SOLOMON: Hackney suggests a closer examination of executive salaries and pressure to increase the company's stock price.

Another complicating factor is the stellar reputation Merck had before Vioxx. This is, after all, a company whose slogan is `Medicine is for people, not profits,' and its researchers were celebrated for bringing the world life-saving drugs like penicillin and the measles vaccine. But now Merck could lose some of its best scientists to rival drugmakers. William Hanlon is a research scientist at Merck who now shepherds new drugs through the FDA approval process.

Mr. WILLIAM HANLON (Research Scientist, Merck): I have noticed that there is an increase in executive recruiters calling me. I have no doubt that there will be an increase in companies pursuing Merck scientists. And I think that the current environment is going to make it difficult for Merck to attract other scientists because it's viewed as being an unstable time.

SOLOMON: Hanlon says he isn't going anywhere.
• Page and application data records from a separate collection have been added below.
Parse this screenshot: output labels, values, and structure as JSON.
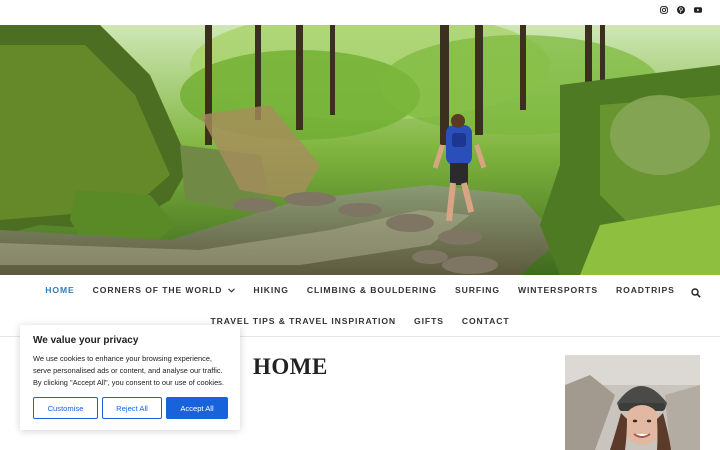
{
  "social": [
    {
      "icon": "instagram-icon"
    },
    {
      "icon": "pinterest-icon"
    },
    {
      "icon": "youtube-icon"
    }
  ],
  "nav": {
    "row1": [
      {
        "label": "Home",
        "active": true
      },
      {
        "label": "Corners of the World",
        "dropdown": true
      },
      {
        "label": "Hiking"
      },
      {
        "label": "Climbing & Bouldering"
      },
      {
        "label": "Surfing"
      },
      {
        "label": "Wintersports"
      },
      {
        "label": "Roadtrips"
      }
    ],
    "row2": [
      {
        "label": "Travel Tips & Travel Inspiration"
      },
      {
        "label": "Gifts"
      },
      {
        "label": "Contact"
      }
    ],
    "active_color": "#2f7fb2"
  },
  "main": {
    "title": "HOME"
  },
  "cookie": {
    "title": "We value your privacy",
    "text": "We use cookies to enhance your browsing experience, serve personalised ads or content, and analyse our traffic. By clicking \"Accept All\", you consent to our use of cookies.",
    "customise_label": "Customise",
    "reject_label": "Reject All",
    "accept_label": "Accept All",
    "accent": "#1863dc"
  }
}
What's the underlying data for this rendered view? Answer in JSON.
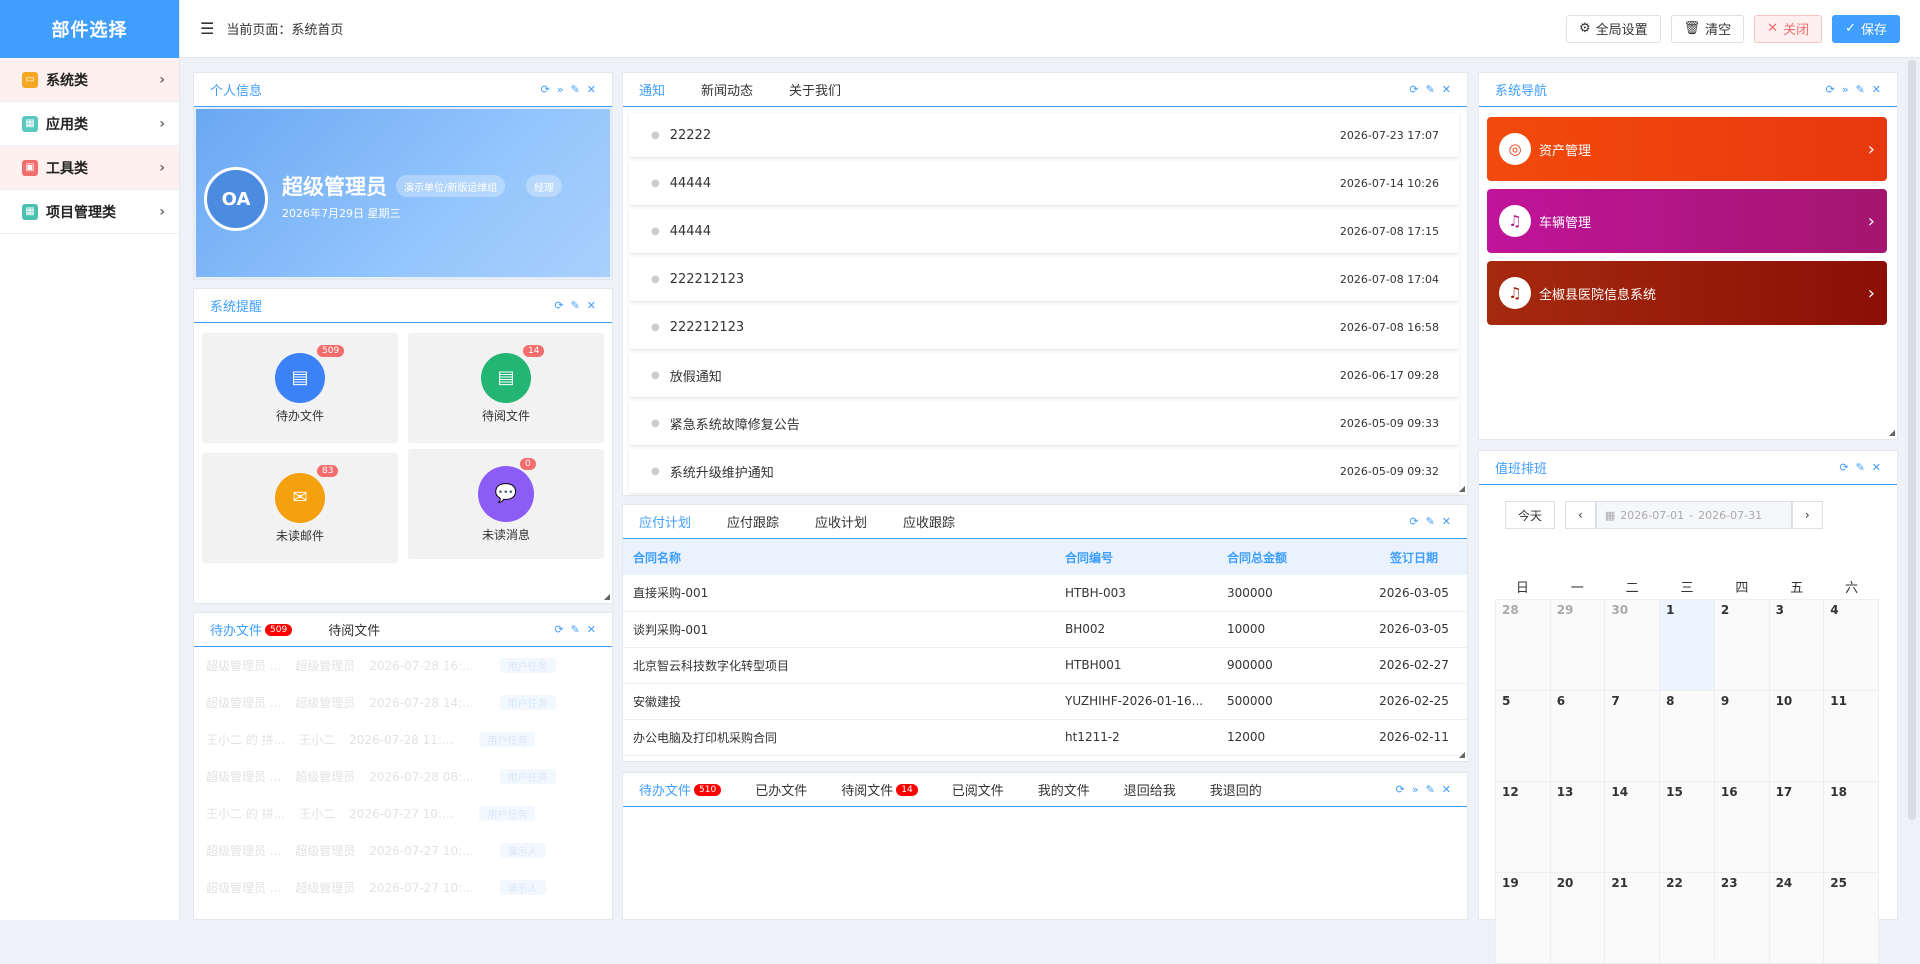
{
  "sidebar": {
    "title": "部件选择",
    "items": [
      {
        "label": "系统类",
        "color": "#f5a623"
      },
      {
        "label": "应用类",
        "color": "#5bc8c0"
      },
      {
        "label": "工具类",
        "color": "#f26d6d"
      },
      {
        "label": "项目管理类",
        "color": "#4cc0b0"
      }
    ]
  },
  "topbar": {
    "crumb": "当前页面：系统首页",
    "global_settings": "全局设置",
    "clear": "清空",
    "close": "关闭",
    "save": "保存"
  },
  "profile": {
    "title": "个人信息",
    "avatar_text": "OA",
    "name": "超级管理员",
    "tag_dept": "演示单位/新版运维组",
    "tag_role": "经理",
    "date": "2026年7月29日   星期三"
  },
  "reminders": {
    "title": "系统提醒",
    "items": [
      {
        "label": "待办文件",
        "count": "509",
        "color": "#3b82f6"
      },
      {
        "label": "待阅文件",
        "count": "14",
        "color": "#22b573"
      },
      {
        "label": "未读邮件",
        "count": "83",
        "color": "#f5a00e"
      },
      {
        "label": "未读消息",
        "count": "0",
        "color": "#8b5cf6"
      }
    ]
  },
  "docs_panel": {
    "tab_todo": "待办文件",
    "tab_todo_badge": "509",
    "tab_read": "待阅文件",
    "rows": [
      {
        "a": "超级管理员 ...",
        "b": "超级管理员",
        "c": "2026-07-28 16:...",
        "d": "用户任务"
      },
      {
        "a": "超级管理员 ...",
        "b": "超级管理员",
        "c": "2026-07-28 14:...",
        "d": "用户任务"
      },
      {
        "a": "王小二 的 拼...",
        "b": "王小二",
        "c": "2026-07-28 11:...",
        "d": "用户任务"
      },
      {
        "a": "超级管理员 ...",
        "b": "超级管理员",
        "c": "2026-07-28 08:...",
        "d": "用户任务"
      },
      {
        "a": "王小二 的 拼...",
        "b": "王小二",
        "c": "2026-07-27 10:...",
        "d": "用户任务"
      },
      {
        "a": "超级管理员 ...",
        "b": "超级管理员",
        "c": "2026-07-27 10:...",
        "d": "演示人"
      },
      {
        "a": "超级管理员 ...",
        "b": "超级管理员",
        "c": "2026-07-27 10:...",
        "d": "演示人"
      }
    ]
  },
  "notices": {
    "tabs": [
      "通知",
      "新闻动态",
      "关于我们"
    ],
    "items": [
      {
        "title": "22222",
        "time": "2026-07-23 17:07"
      },
      {
        "title": "44444",
        "time": "2026-07-14 10:26"
      },
      {
        "title": "44444",
        "time": "2026-07-08 17:15"
      },
      {
        "title": "222212123",
        "time": "2026-07-08 17:04"
      },
      {
        "title": "222212123",
        "time": "2026-07-08 16:58"
      },
      {
        "title": "放假通知",
        "time": "2026-06-17 09:28"
      },
      {
        "title": "紧急系统故障修复公告",
        "time": "2026-05-09 09:33"
      },
      {
        "title": "系统升级维护通知",
        "time": "2026-05-09 09:32"
      }
    ]
  },
  "payments": {
    "tabs": [
      "应付计划",
      "应付跟踪",
      "应收计划",
      "应收跟踪"
    ],
    "columns": [
      "合同名称",
      "合同编号",
      "合同总金额",
      "签订日期"
    ],
    "rows": [
      [
        "直接采购-001",
        "HTBH-003",
        "300000",
        "2026-03-05"
      ],
      [
        "谈判采购-001",
        "BH002",
        "10000",
        "2026-03-05"
      ],
      [
        "北京智云科技数字化转型项目",
        "HTBH001",
        "900000",
        "2026-02-27"
      ],
      [
        "安徽建投",
        "YUZHIHF-2026-01-16...",
        "500000",
        "2026-02-25"
      ],
      [
        "办公电脑及打印机采购合同",
        "ht1211-2",
        "12000",
        "2026-02-11"
      ]
    ]
  },
  "files_panel": {
    "tabs": [
      {
        "label": "待办文件",
        "badge": "510"
      },
      {
        "label": "已办文件",
        "badge": ""
      },
      {
        "label": "待阅文件",
        "badge": "14"
      },
      {
        "label": "已阅文件",
        "badge": ""
      },
      {
        "label": "我的文件",
        "badge": ""
      },
      {
        "label": "退回给我",
        "badge": ""
      },
      {
        "label": "我退回的",
        "badge": ""
      }
    ]
  },
  "sysnav": {
    "title": "系统导航",
    "items": [
      {
        "label": "资产管理",
        "color": "#ee3e0c",
        "icon": "basketball-icon"
      },
      {
        "label": "车辆管理",
        "color": "#b0168a",
        "icon": "bell-icon"
      },
      {
        "label": "全椒县医院信息系统",
        "color": "#9f1c0a",
        "icon": "bell-icon"
      }
    ]
  },
  "duty": {
    "title": "值班排班",
    "today": "今天",
    "range_start": "2026-07-01",
    "range_sep": "-",
    "range_end": "2026-07-31",
    "weekdays": [
      "日",
      "一",
      "二",
      "三",
      "四",
      "五",
      "六"
    ],
    "days": [
      "28",
      "29",
      "30",
      "1",
      "2",
      "3",
      "4",
      "5",
      "6",
      "7",
      "8",
      "9",
      "10",
      "11",
      "12",
      "13",
      "14",
      "15",
      "16",
      "17",
      "18",
      "19",
      "20",
      "21",
      "22",
      "23",
      "24",
      "25"
    ]
  }
}
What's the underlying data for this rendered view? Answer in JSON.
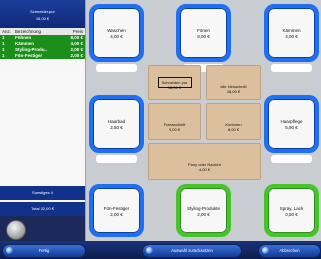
{
  "left_panel": {
    "header_line1": "Schneider.pur",
    "header_line2": "18,00 €",
    "columns": [
      "Anz.",
      "Bezeichnung",
      "Preis"
    ],
    "rows": [
      {
        "qty": "1",
        "name": "Föhnen",
        "price": "8,00 €"
      },
      {
        "qty": "1",
        "name": "Kämmen",
        "price": "4,00 €"
      },
      {
        "qty": "1",
        "name": "Styling-Produ..",
        "price": "2,00 €"
      },
      {
        "qty": "1",
        "name": "Fön-Festiger",
        "price": "2,00 €"
      }
    ],
    "box1": "Sonstiges 4",
    "box2": "Total 32,00 €"
  },
  "tiles": {
    "waschen": {
      "label": "Waschen",
      "price": "4,00 €"
    },
    "foenen": {
      "label": "Fönen",
      "price": "8,00 €"
    },
    "kaemmen": {
      "label": "Kämmen",
      "price": "4,00 €"
    },
    "haarbad": {
      "label": "Haarbad",
      "price": "2,50 €"
    },
    "haarpflege": {
      "label": "Haarpflege",
      "price": "5,90 €"
    },
    "foen_festiger": {
      "label": "Fön-Festiger",
      "price": "2,00 €"
    },
    "styling_produkte": {
      "label": "Styling-Produkte",
      "price": "2,00 €"
    },
    "spray_lack": {
      "label": "Spray, Lack",
      "price": "0,50 €"
    }
  },
  "center": {
    "schneiden_pur": {
      "label": "Schneiden pur",
      "price": "18,00 €"
    },
    "alle_neuschnitt": {
      "label": "alle Neuschnitt",
      "price": "18,00 €"
    },
    "fransschnitt": {
      "label": "Fransschnitt",
      "price": "9,00 €"
    },
    "konturen": {
      "label": "Konturen",
      "price": "8,00 €"
    },
    "pony_nacken": {
      "label": "Pony oder Nacken",
      "price": "4,00 €"
    }
  },
  "bottom_bar": {
    "fertig": "Fertig",
    "auswahl": "Auswahl zurücksetzen",
    "abbrechen": "Abbrechen"
  },
  "colors": {
    "blue_ring": "#1e6ff2",
    "green_ring": "#46c52b",
    "row_green": "#1a8f1a",
    "header_blue": "#12318a",
    "tan": "#dcc09e"
  }
}
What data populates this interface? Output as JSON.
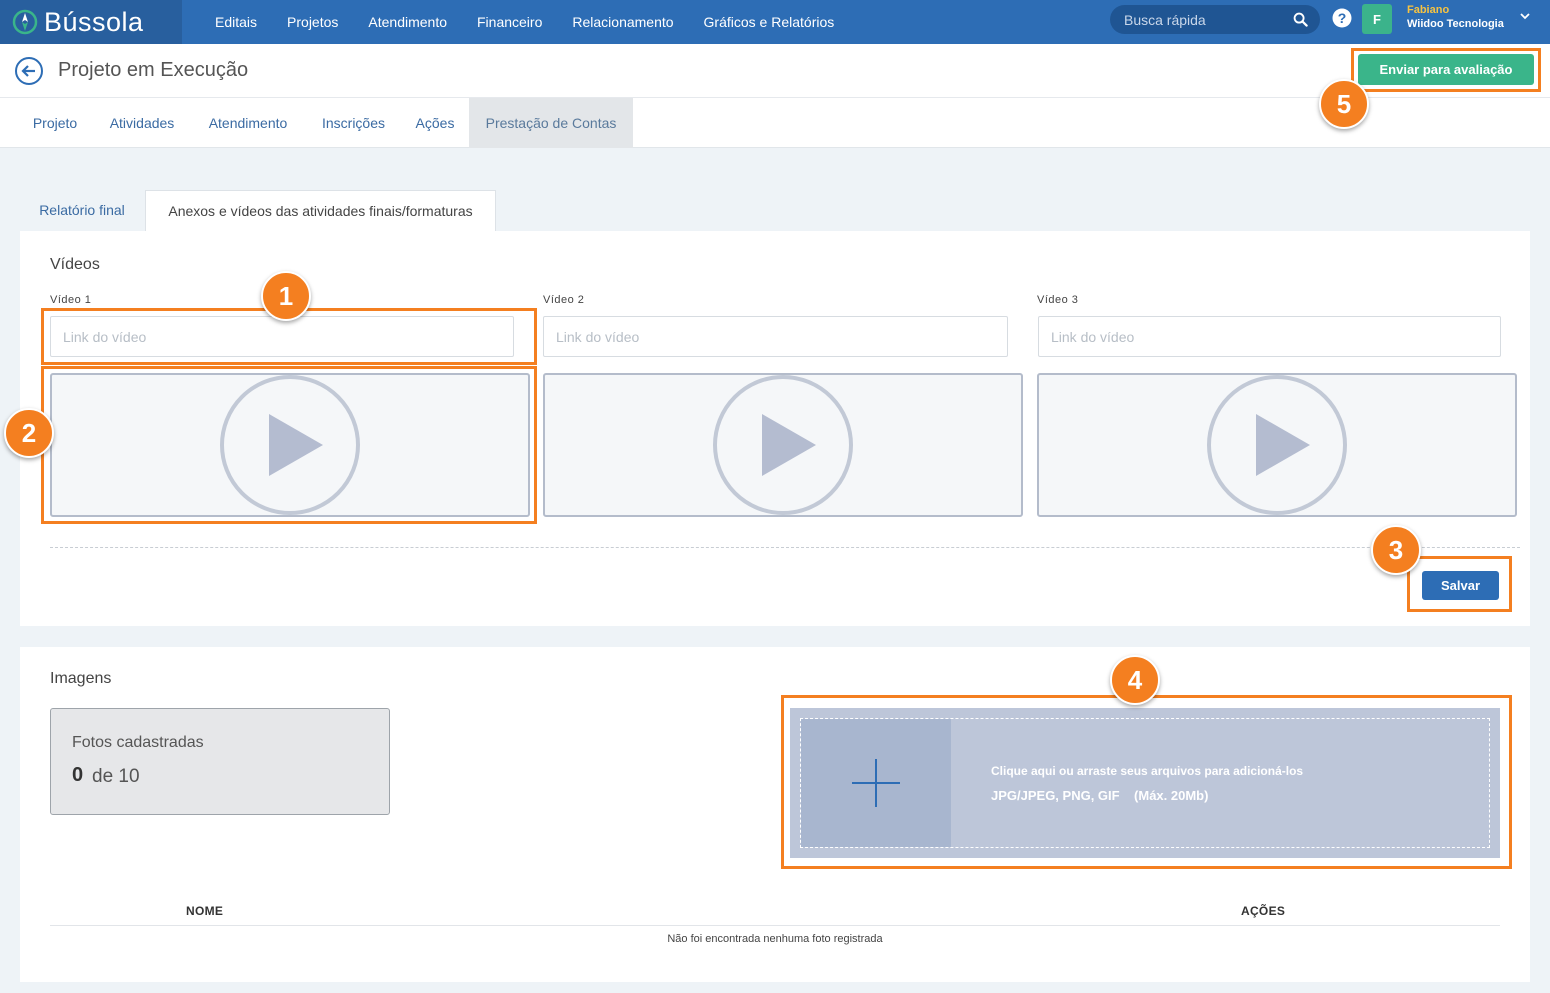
{
  "app": {
    "name": "Bússola"
  },
  "nav": {
    "items": [
      "Editais",
      "Projetos",
      "Atendimento",
      "Financeiro",
      "Relacionamento",
      "Gráficos e Relatórios"
    ],
    "search_placeholder": "Busca rápida",
    "user": {
      "initial": "F",
      "name": "Fabiano",
      "org": "Wiidoo Tecnologia"
    }
  },
  "header": {
    "title": "Projeto em Execução",
    "send_button": "Enviar para avaliação"
  },
  "main_tabs": [
    "Projeto",
    "Atividades",
    "Atendimento",
    "Inscrições",
    "Ações",
    "Prestação de Contas"
  ],
  "main_tab_active": "Prestação de Contas",
  "sub_tabs": [
    "Relatório final",
    "Anexos e vídeos das atividades finais/formaturas"
  ],
  "sub_tab_active": "Anexos e vídeos das atividades finais/formaturas",
  "videos": {
    "title": "Vídeos",
    "fields": [
      {
        "label": "Vídeo 1",
        "placeholder": "Link do vídeo",
        "value": ""
      },
      {
        "label": "Vídeo 2",
        "placeholder": "Link do vídeo",
        "value": ""
      },
      {
        "label": "Vídeo 3",
        "placeholder": "Link do vídeo",
        "value": ""
      }
    ],
    "save_button": "Salvar"
  },
  "images": {
    "title": "Imagens",
    "photos_label": "Fotos cadastradas",
    "photos_count": "0",
    "photos_max": "de 10",
    "dropzone_text": "Clique aqui ou arraste seus arquivos para adicioná-los",
    "dropzone_formats": "JPG/JPEG, PNG, GIF    (Máx. 20Mb)",
    "table": {
      "columns": [
        "NOME",
        "AÇÕES"
      ],
      "empty": "Não foi encontrada nenhuma foto registrada"
    }
  },
  "callouts": [
    "1",
    "2",
    "3",
    "4",
    "5"
  ],
  "colors": {
    "nav": "#2d6db5",
    "accent_green": "#3ab58a",
    "callout": "#f47f20",
    "primary": "#2d6db5"
  }
}
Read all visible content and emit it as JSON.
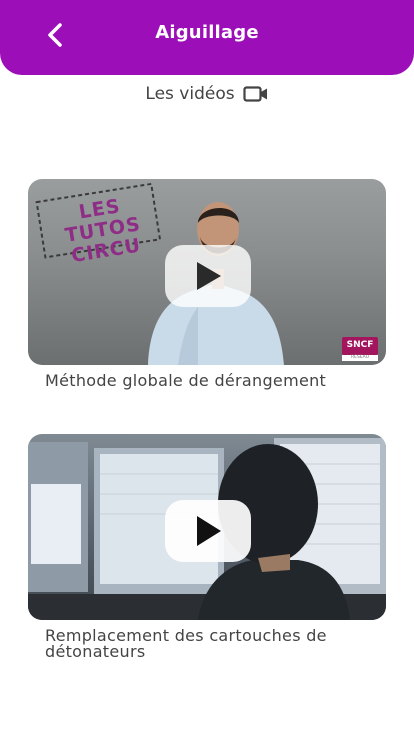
{
  "header": {
    "title": "Aiguillage",
    "back_icon": "chevron-left-icon",
    "background_color": "#9c0fb8"
  },
  "section": {
    "label": "Les vidéos",
    "icon": "video-camera-icon"
  },
  "videos": [
    {
      "title": "Méthode globale de dérangement",
      "thumbnail_text": "LES TUTOS CIRCU",
      "logo_text": "SNCF",
      "logo_subtext": "RÉSEAU"
    },
    {
      "title": "Remplacement des cartouches de détonateurs"
    }
  ]
}
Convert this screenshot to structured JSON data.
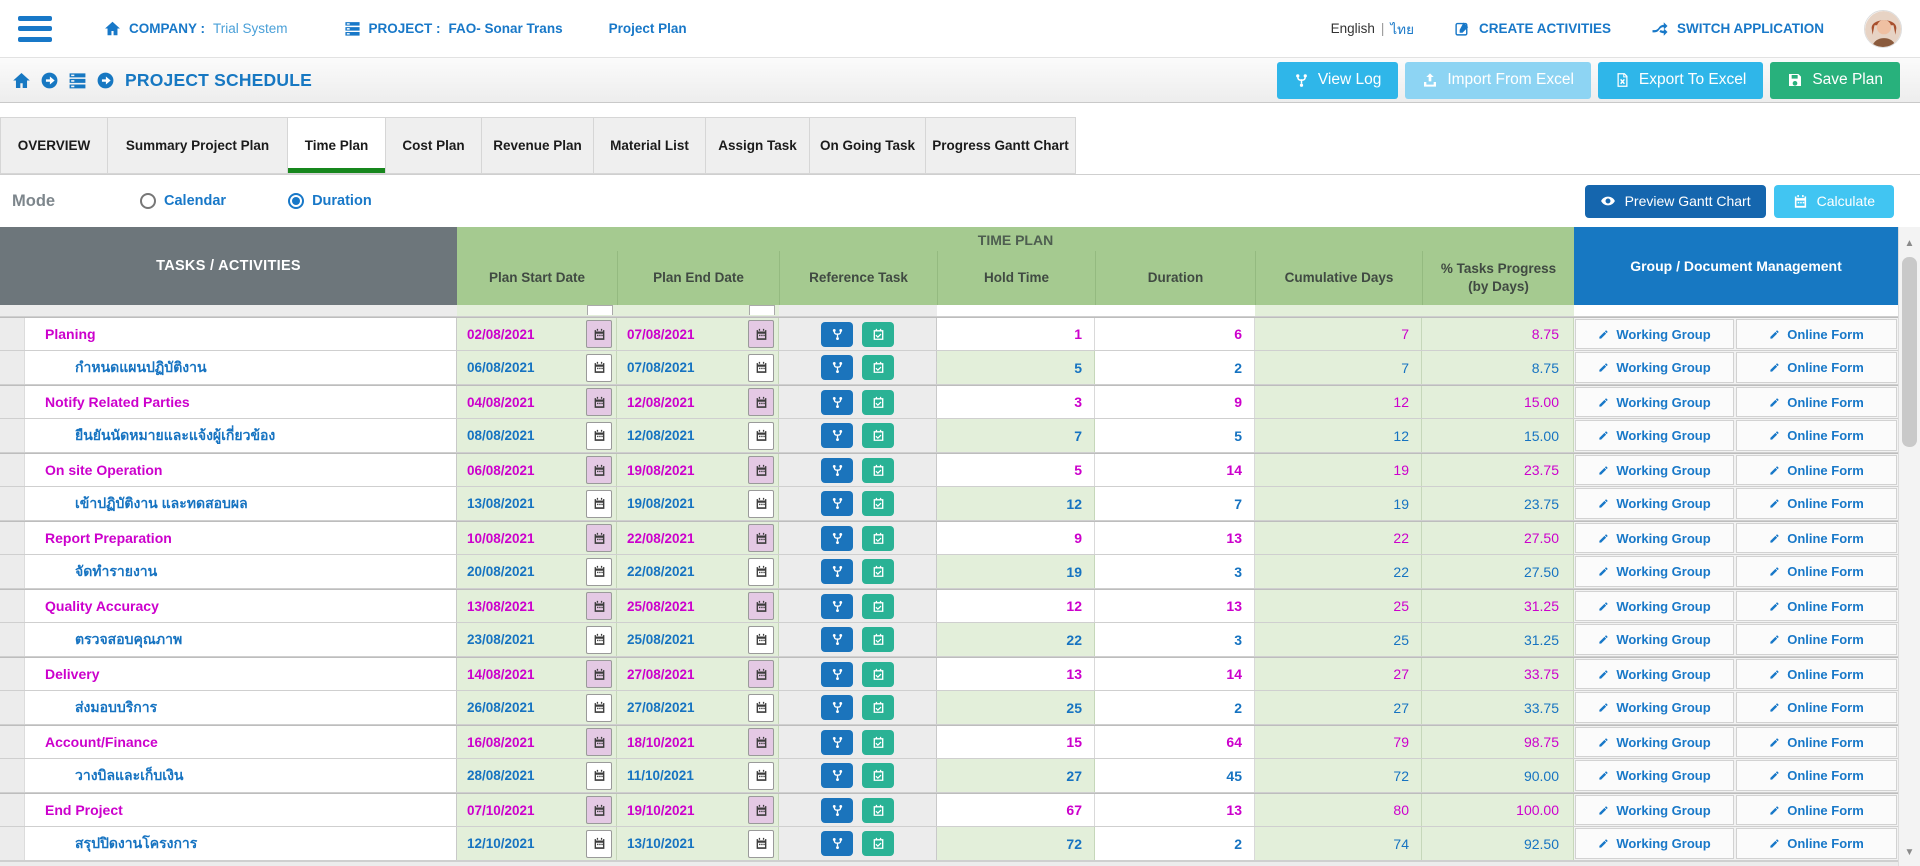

He still believes in the company and that its reputation will eventually be restored. Even people in Danville, Pennsylvania, have some hope. Merck doesn't plan to close the plant for two years, and by then town leaders say they may find another pharmaceutical company willing to buy the facility and retain the jobs it provides. For NPR News, I'm Nancy Solomon. Transcript provided by NPR, Copyright NPR.

Nancy Solomon